Oh by the way, don’t forget about that wonderful money making NHIE program, without it that “A” org would be in serious trouble, wouldn’t they? :roll: Oh yes, that just what we all need to be good little home inspectors


I don’t know about ASHI National, but I have no doubt that the board members of the NHIE would trade their children for a the inside track to a licensing bill, and from all observations it appears they like their children. :smiley:


Well written. Congratulations on getting it published.

Just ask around what happen to Jeff the former Midwest ASHI chapter president when he spoke against the Missouri licensing bill.

Please explain…:?:

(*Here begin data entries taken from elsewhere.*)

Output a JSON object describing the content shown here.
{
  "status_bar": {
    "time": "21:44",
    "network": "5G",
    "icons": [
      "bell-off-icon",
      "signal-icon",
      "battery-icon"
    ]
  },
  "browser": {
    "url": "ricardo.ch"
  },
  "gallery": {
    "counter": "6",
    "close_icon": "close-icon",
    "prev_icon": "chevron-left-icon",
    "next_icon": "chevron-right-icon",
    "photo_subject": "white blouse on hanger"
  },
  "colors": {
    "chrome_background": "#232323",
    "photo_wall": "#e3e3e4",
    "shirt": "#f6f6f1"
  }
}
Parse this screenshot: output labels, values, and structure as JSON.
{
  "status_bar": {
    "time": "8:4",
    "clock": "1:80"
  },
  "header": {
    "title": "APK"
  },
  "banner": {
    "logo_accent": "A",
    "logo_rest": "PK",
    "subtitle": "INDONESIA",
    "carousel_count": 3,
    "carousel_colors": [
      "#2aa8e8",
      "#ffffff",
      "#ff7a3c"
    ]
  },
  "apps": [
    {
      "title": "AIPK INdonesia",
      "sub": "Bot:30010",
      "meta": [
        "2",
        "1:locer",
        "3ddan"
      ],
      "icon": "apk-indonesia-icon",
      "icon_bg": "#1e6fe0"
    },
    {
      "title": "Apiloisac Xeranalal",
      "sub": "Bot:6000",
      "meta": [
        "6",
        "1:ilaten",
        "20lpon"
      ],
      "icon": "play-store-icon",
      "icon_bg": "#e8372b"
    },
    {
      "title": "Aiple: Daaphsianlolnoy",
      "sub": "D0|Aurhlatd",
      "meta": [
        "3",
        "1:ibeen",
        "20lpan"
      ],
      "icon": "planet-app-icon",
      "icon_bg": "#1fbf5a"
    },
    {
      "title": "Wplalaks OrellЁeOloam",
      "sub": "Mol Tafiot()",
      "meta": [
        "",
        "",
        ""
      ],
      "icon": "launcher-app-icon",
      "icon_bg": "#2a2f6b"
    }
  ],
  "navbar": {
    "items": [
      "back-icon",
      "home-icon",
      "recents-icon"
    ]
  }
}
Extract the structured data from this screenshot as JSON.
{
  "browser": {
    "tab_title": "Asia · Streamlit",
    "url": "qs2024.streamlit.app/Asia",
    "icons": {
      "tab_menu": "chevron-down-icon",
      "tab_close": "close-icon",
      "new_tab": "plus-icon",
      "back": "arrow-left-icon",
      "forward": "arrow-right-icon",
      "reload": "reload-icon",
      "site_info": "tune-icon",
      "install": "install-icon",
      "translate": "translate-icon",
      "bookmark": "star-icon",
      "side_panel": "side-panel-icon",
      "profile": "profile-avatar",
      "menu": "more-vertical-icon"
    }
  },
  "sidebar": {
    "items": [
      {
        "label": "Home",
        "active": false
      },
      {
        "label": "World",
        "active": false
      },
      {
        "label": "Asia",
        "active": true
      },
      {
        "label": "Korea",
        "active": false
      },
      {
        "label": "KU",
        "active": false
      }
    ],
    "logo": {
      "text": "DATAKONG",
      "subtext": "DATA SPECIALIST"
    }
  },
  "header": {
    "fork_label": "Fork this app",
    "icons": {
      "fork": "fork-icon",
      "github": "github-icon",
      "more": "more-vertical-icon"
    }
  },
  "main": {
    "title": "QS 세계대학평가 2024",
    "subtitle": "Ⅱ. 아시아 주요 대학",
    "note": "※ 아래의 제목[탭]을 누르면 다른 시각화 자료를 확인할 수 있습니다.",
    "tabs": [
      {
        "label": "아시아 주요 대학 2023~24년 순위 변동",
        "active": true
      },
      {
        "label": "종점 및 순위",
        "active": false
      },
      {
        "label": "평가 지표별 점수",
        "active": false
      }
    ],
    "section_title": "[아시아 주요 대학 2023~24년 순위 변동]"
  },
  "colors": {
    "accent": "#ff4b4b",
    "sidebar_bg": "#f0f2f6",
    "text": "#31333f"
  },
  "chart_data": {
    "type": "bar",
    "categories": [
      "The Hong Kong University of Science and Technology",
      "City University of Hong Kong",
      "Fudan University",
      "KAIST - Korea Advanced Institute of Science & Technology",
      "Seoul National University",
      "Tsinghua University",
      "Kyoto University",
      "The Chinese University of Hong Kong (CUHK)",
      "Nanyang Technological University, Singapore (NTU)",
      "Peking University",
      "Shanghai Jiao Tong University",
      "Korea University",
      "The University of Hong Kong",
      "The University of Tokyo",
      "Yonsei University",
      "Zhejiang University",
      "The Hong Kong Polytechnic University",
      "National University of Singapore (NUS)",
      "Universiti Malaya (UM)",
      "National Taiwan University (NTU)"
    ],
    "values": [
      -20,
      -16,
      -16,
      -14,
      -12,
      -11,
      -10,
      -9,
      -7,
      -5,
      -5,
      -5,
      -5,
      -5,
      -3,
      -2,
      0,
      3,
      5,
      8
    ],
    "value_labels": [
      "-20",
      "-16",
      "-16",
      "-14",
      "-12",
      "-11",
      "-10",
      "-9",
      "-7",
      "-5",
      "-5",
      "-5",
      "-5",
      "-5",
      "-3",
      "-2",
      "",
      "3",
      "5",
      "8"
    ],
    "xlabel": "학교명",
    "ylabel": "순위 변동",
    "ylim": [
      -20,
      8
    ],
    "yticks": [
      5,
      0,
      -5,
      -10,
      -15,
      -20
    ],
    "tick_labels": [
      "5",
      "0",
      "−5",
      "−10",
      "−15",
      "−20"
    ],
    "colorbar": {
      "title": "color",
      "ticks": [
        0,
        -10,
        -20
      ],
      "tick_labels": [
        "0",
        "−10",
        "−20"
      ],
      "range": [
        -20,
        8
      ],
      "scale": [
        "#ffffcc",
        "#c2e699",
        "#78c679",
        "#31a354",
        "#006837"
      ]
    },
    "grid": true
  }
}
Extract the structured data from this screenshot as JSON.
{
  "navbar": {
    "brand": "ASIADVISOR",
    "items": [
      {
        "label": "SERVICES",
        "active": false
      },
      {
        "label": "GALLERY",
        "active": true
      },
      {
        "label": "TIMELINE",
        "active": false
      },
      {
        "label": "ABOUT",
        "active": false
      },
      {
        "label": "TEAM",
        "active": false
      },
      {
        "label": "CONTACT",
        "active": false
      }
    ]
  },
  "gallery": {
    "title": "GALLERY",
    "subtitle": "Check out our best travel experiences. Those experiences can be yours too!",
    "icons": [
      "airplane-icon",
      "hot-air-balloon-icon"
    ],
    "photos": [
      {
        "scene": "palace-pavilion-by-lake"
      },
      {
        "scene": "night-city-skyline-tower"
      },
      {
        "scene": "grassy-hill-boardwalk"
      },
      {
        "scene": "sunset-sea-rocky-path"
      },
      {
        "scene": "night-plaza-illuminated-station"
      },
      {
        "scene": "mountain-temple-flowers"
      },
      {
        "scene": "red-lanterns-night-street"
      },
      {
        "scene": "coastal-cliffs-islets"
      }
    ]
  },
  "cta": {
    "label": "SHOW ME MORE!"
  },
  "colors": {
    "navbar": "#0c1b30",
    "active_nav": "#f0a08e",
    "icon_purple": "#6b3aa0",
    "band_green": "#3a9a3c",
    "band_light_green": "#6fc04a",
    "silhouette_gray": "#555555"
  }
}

Soon after he spoke out, ASHI National threatened him to take away his Realtor referrals and replaced him as president. The members of his chapter did not even get to vote. This is not the first time I have heard that ASHI members have been threaten by their own organization.
They do not even stop at that. At the last Missouri Housing Industry Alliance meeting Dirt Harry of the fake coalition (Missouri Association of Home Inspectors) threatened me because I corrected one of his misstatements at the meeting before. I was beside myself that somebody three months later would bring this up now. Just because I caught him lying about home inspectors, which he quickly corrected himself. The funny part at the end he said I was way out of my league, which I agree, when it comes to kissing the Missouri Association of Realtors butts he is the best I have seen.